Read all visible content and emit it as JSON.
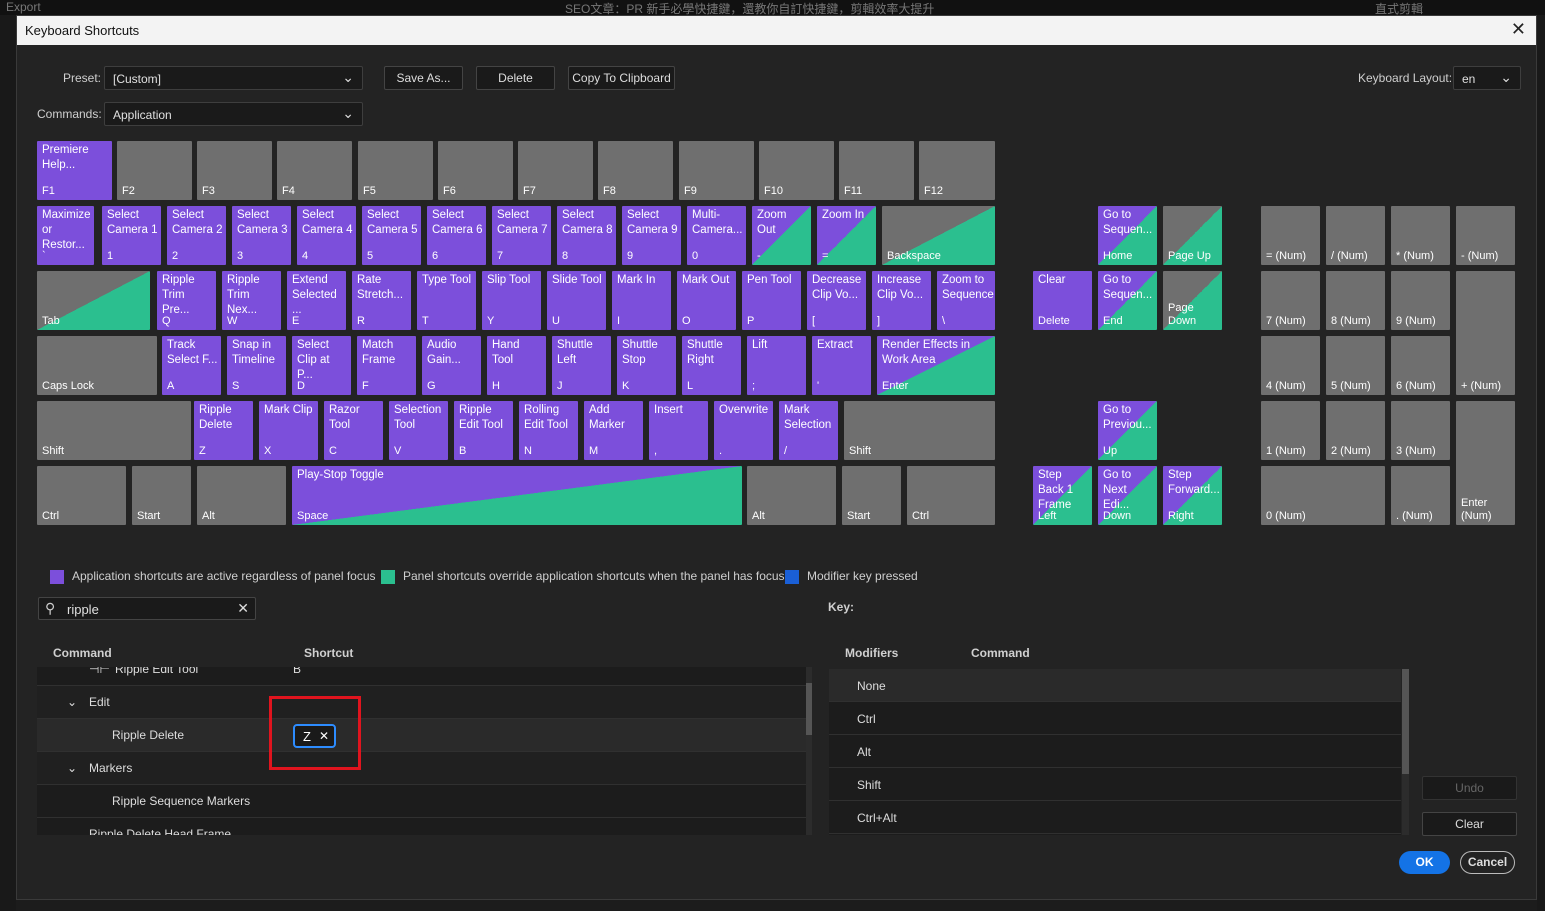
{
  "background": {
    "left": "Export",
    "center": "SEO文章：PR 新手必學快捷鍵，還教你自訂快捷鍵，剪輯效率大提升",
    "right": "直式剪輯"
  },
  "dialog": {
    "title": "Keyboard Shortcuts",
    "close": "✕"
  },
  "preset": {
    "label": "Preset:",
    "value": "[Custom]"
  },
  "commands": {
    "label": "Commands:",
    "value": "Application"
  },
  "buttons": {
    "save_as": "Save As...",
    "delete": "Delete",
    "copy": "Copy To Clipboard",
    "undo": "Undo",
    "clear": "Clear",
    "ok": "OK",
    "cancel": "Cancel"
  },
  "layout": {
    "label": "Keyboard Layout:",
    "value": "en"
  },
  "colors": {
    "application": "#7c4fdb",
    "panel": "#2bbf8f",
    "modifier": "#1a5fd6",
    "unassigned": "#6f6f6f"
  },
  "keys": [
    {
      "t": "app",
      "c": "Premiere Help...",
      "k": "F1"
    },
    {
      "t": "",
      "c": "",
      "k": "F2"
    },
    {
      "t": "",
      "c": "",
      "k": "F3"
    },
    {
      "t": "",
      "c": "",
      "k": "F4"
    },
    {
      "t": "",
      "c": "",
      "k": "F5"
    },
    {
      "t": "",
      "c": "",
      "k": "F6"
    },
    {
      "t": "",
      "c": "",
      "k": "F7"
    },
    {
      "t": "",
      "c": "",
      "k": "F8"
    },
    {
      "t": "",
      "c": "",
      "k": "F9"
    },
    {
      "t": "",
      "c": "",
      "k": "F10"
    },
    {
      "t": "",
      "c": "",
      "k": "F11"
    },
    {
      "t": "",
      "c": "",
      "k": "F12"
    },
    {
      "t": "app",
      "c": "Maximize or Restor...",
      "k": "`"
    },
    {
      "t": "app",
      "c": "Select Camera 1",
      "k": "1"
    },
    {
      "t": "app",
      "c": "Select Camera 2",
      "k": "2"
    },
    {
      "t": "app",
      "c": "Select Camera 3",
      "k": "3"
    },
    {
      "t": "app",
      "c": "Select Camera 4",
      "k": "4"
    },
    {
      "t": "app",
      "c": "Select Camera 5",
      "k": "5"
    },
    {
      "t": "app",
      "c": "Select Camera 6",
      "k": "6"
    },
    {
      "t": "app",
      "c": "Select Camera 7",
      "k": "7"
    },
    {
      "t": "app",
      "c": "Select Camera 8",
      "k": "8"
    },
    {
      "t": "app",
      "c": "Select Camera 9",
      "k": "9"
    },
    {
      "t": "app",
      "c": "Multi-Camera...",
      "k": "0"
    },
    {
      "t": "mix",
      "c": "Zoom Out",
      "k": "-"
    },
    {
      "t": "mix",
      "c": "Zoom In",
      "k": "="
    },
    {
      "t": "gmix",
      "c": "",
      "k": "Backspace"
    },
    {
      "t": "gmix",
      "c": "",
      "k": "Tab"
    },
    {
      "t": "app",
      "c": "Ripple Trim Pre...",
      "k": "Q"
    },
    {
      "t": "app",
      "c": "Ripple Trim Nex...",
      "k": "W"
    },
    {
      "t": "app",
      "c": "Extend Selected ...",
      "k": "E"
    },
    {
      "t": "app",
      "c": "Rate Stretch...",
      "k": "R"
    },
    {
      "t": "app",
      "c": "Type Tool",
      "k": "T"
    },
    {
      "t": "app",
      "c": "Slip Tool",
      "k": "Y"
    },
    {
      "t": "app",
      "c": "Slide Tool",
      "k": "U"
    },
    {
      "t": "app",
      "c": "Mark In",
      "k": "I"
    },
    {
      "t": "app",
      "c": "Mark Out",
      "k": "O"
    },
    {
      "t": "app",
      "c": "Pen Tool",
      "k": "P"
    },
    {
      "t": "app",
      "c": "Decrease Clip Vo...",
      "k": "["
    },
    {
      "t": "app",
      "c": "Increase Clip Vo...",
      "k": "]"
    },
    {
      "t": "app",
      "c": "Zoom to Sequence",
      "k": "\\"
    },
    {
      "t": "",
      "c": "",
      "k": "Caps Lock"
    },
    {
      "t": "app",
      "c": "Track Select F...",
      "k": "A"
    },
    {
      "t": "app",
      "c": "Snap in Timeline",
      "k": "S"
    },
    {
      "t": "app",
      "c": "Select Clip at P...",
      "k": "D"
    },
    {
      "t": "app",
      "c": "Match Frame",
      "k": "F"
    },
    {
      "t": "app",
      "c": "Audio Gain...",
      "k": "G"
    },
    {
      "t": "app",
      "c": "Hand Tool",
      "k": "H"
    },
    {
      "t": "app",
      "c": "Shuttle Left",
      "k": "J"
    },
    {
      "t": "app",
      "c": "Shuttle Stop",
      "k": "K"
    },
    {
      "t": "app",
      "c": "Shuttle Right",
      "k": "L"
    },
    {
      "t": "app",
      "c": "Lift",
      "k": ";"
    },
    {
      "t": "app",
      "c": "Extract",
      "k": "'"
    },
    {
      "t": "mix",
      "c": "Render Effects in Work Area",
      "k": "Enter"
    },
    {
      "t": "",
      "c": "",
      "k": "Shift"
    },
    {
      "t": "app",
      "c": "Ripple Delete",
      "k": "Z"
    },
    {
      "t": "app",
      "c": "Mark Clip",
      "k": "X"
    },
    {
      "t": "app",
      "c": "Razor Tool",
      "k": "C"
    },
    {
      "t": "app",
      "c": "Selection Tool",
      "k": "V"
    },
    {
      "t": "app",
      "c": "Ripple Edit Tool",
      "k": "B"
    },
    {
      "t": "app",
      "c": "Rolling Edit Tool",
      "k": "N"
    },
    {
      "t": "app",
      "c": "Add Marker",
      "k": "M"
    },
    {
      "t": "app",
      "c": "Insert",
      "k": ","
    },
    {
      "t": "app",
      "c": "Overwrite",
      "k": "."
    },
    {
      "t": "app",
      "c": "Mark Selection",
      "k": "/"
    },
    {
      "t": "",
      "c": "",
      "k": "Shift"
    },
    {
      "t": "",
      "c": "",
      "k": "Ctrl"
    },
    {
      "t": "",
      "c": "",
      "k": "Start"
    },
    {
      "t": "",
      "c": "",
      "k": "Alt"
    },
    {
      "t": "mix",
      "c": "Play-Stop Toggle",
      "k": "Space"
    },
    {
      "t": "",
      "c": "",
      "k": "Alt"
    },
    {
      "t": "",
      "c": "",
      "k": "Start"
    },
    {
      "t": "",
      "c": "",
      "k": "Ctrl"
    },
    {
      "t": "mix",
      "c": "Go to Sequen...",
      "k": "Home"
    },
    {
      "t": "gmix",
      "c": "",
      "k": "Page Up"
    },
    {
      "t": "app",
      "c": "Clear",
      "k": "Delete"
    },
    {
      "t": "mix",
      "c": "Go to Sequen...",
      "k": "End"
    },
    {
      "t": "gmix",
      "c": "",
      "k": "Page Down"
    },
    {
      "t": "mix",
      "c": "Go to Previou...",
      "k": "Up"
    },
    {
      "t": "mix",
      "c": "Step Back 1 Frame",
      "k": "Left"
    },
    {
      "t": "mix",
      "c": "Go to Next Edi...",
      "k": "Down"
    },
    {
      "t": "mix",
      "c": "Step Forward...",
      "k": "Right"
    },
    {
      "t": "",
      "c": "",
      "k": "= (Num)"
    },
    {
      "t": "",
      "c": "",
      "k": "/ (Num)"
    },
    {
      "t": "",
      "c": "",
      "k": "* (Num)"
    },
    {
      "t": "",
      "c": "",
      "k": "- (Num)"
    },
    {
      "t": "",
      "c": "",
      "k": "7 (Num)"
    },
    {
      "t": "",
      "c": "",
      "k": "8 (Num)"
    },
    {
      "t": "",
      "c": "",
      "k": "9 (Num)"
    },
    {
      "t": "",
      "c": "",
      "k": "+ (Num)"
    },
    {
      "t": "",
      "c": "",
      "k": "4 (Num)"
    },
    {
      "t": "",
      "c": "",
      "k": "5 (Num)"
    },
    {
      "t": "",
      "c": "",
      "k": "6 (Num)"
    },
    {
      "t": "",
      "c": "",
      "k": "1 (Num)"
    },
    {
      "t": "",
      "c": "",
      "k": "2 (Num)"
    },
    {
      "t": "",
      "c": "",
      "k": "3 (Num)"
    },
    {
      "t": "",
      "c": "",
      "k": "Enter (Num)"
    },
    {
      "t": "",
      "c": "",
      "k": "0 (Num)"
    },
    {
      "t": "",
      "c": "",
      "k": ". (Num)"
    }
  ],
  "legend": {
    "app": "Application shortcuts are active regardless of panel focus",
    "panel": "Panel shortcuts override application shortcuts when the panel has focus",
    "modifier": "Modifier key pressed"
  },
  "search": {
    "value": "ripple",
    "icon": "search-icon",
    "clear": "✕"
  },
  "key_panel_label": "Key:",
  "table": {
    "headers": {
      "command": "Command",
      "shortcut": "Shortcut"
    },
    "rows": [
      {
        "name": "Ripple Edit Tool",
        "shortcut": "B"
      },
      {
        "name": "Edit",
        "shortcut": ""
      },
      {
        "name": "Ripple Delete",
        "shortcut": ""
      },
      {
        "name": "Markers",
        "shortcut": ""
      },
      {
        "name": "Ripple Sequence Markers",
        "shortcut": ""
      },
      {
        "name": "Ripple Delete Head Frame",
        "shortcut": ""
      }
    ],
    "chip": {
      "key": "Z",
      "remove": "✕"
    }
  },
  "modifiers": {
    "headers": {
      "modifiers": "Modifiers",
      "command": "Command"
    },
    "rows": [
      "None",
      "Ctrl",
      "Alt",
      "Shift",
      "Ctrl+Alt"
    ]
  }
}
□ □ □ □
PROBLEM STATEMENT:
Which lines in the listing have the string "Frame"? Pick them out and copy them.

WORKED SOLUTION:
      "c": "Match Frame",
      "c": "Step Back 1 Frame",
        "name": "Ripple Delete Head Frame",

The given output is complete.